Earlier this month, the NUS annual conference took place in Liverpool. Toni Pearce, the NUS’s formidable President, was comfortably re-elected.
It’s 15 years since I was a delegate at the NUS conference. It was in Blackpool, rather lively (£1,000 tuition fees had just been introduced) and a Robbie Williams impersonator was on hand to provide evening entertainment.
It’s not that easy to find out precisely what happened at this year’s conference (the existing policy section on NUSConnect doesn’t include the 2014 motions yet), but I was intrigued to see there was a debate on whether the police should be allowed on campus. There’s an account of what happened on the website of Nouse of the University of York, which explains the debate focused on police tactics and student safety among other things.
There is a precedent for barring the police. For understandable historical reasons, the police are not routinely allowed on campuses in Greece.
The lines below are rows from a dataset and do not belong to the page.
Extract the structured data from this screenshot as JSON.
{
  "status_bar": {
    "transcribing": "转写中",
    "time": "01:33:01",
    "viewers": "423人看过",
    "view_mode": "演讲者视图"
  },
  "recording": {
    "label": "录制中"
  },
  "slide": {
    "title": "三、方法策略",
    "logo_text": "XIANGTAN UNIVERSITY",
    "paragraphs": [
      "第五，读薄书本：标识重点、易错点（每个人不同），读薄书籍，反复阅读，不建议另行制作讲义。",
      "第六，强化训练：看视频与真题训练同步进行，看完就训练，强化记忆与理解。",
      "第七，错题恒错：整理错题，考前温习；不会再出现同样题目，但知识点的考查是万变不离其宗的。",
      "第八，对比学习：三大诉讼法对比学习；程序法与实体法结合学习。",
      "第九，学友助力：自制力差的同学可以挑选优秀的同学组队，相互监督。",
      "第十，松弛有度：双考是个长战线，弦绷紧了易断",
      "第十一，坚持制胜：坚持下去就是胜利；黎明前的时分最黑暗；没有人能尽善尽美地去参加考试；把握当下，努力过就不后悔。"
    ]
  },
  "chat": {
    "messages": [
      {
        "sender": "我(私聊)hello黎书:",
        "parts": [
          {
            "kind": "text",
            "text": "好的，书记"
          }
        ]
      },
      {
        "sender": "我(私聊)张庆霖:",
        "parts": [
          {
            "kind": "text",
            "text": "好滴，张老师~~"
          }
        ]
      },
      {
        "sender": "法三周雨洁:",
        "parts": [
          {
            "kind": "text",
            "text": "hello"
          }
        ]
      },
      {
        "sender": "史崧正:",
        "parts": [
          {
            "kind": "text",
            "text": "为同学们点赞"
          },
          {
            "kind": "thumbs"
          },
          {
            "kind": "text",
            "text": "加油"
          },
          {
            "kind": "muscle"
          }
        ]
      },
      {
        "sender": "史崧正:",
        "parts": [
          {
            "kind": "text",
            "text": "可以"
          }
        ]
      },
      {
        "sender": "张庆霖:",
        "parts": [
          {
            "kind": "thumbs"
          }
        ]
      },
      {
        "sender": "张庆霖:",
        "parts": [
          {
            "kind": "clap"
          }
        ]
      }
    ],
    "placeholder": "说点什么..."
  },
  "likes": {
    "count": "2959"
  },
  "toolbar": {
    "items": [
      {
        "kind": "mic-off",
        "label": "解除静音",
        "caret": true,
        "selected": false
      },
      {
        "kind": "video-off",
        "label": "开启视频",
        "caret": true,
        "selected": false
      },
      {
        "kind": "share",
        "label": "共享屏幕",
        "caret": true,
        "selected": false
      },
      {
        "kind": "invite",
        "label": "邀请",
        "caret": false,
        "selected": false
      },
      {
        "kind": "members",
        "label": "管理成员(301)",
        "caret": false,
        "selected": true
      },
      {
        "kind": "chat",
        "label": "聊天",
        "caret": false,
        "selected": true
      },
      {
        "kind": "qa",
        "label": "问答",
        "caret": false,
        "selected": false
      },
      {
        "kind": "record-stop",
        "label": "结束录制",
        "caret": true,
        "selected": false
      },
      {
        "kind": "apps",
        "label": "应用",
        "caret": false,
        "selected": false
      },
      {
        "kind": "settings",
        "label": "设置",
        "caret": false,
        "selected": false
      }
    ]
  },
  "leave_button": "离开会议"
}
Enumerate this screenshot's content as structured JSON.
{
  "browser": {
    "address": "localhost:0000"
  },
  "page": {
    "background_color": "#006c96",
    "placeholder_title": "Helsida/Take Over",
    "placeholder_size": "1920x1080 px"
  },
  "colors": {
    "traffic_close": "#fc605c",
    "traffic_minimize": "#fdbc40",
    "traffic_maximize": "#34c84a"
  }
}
But, when I spoke at a conference in that country recently, some of the academics present told me the rule had unintended consequences that threatened academic freedom.
Perhaps that’s not an immediate risk in the UK, but does anyone know if it was discussed?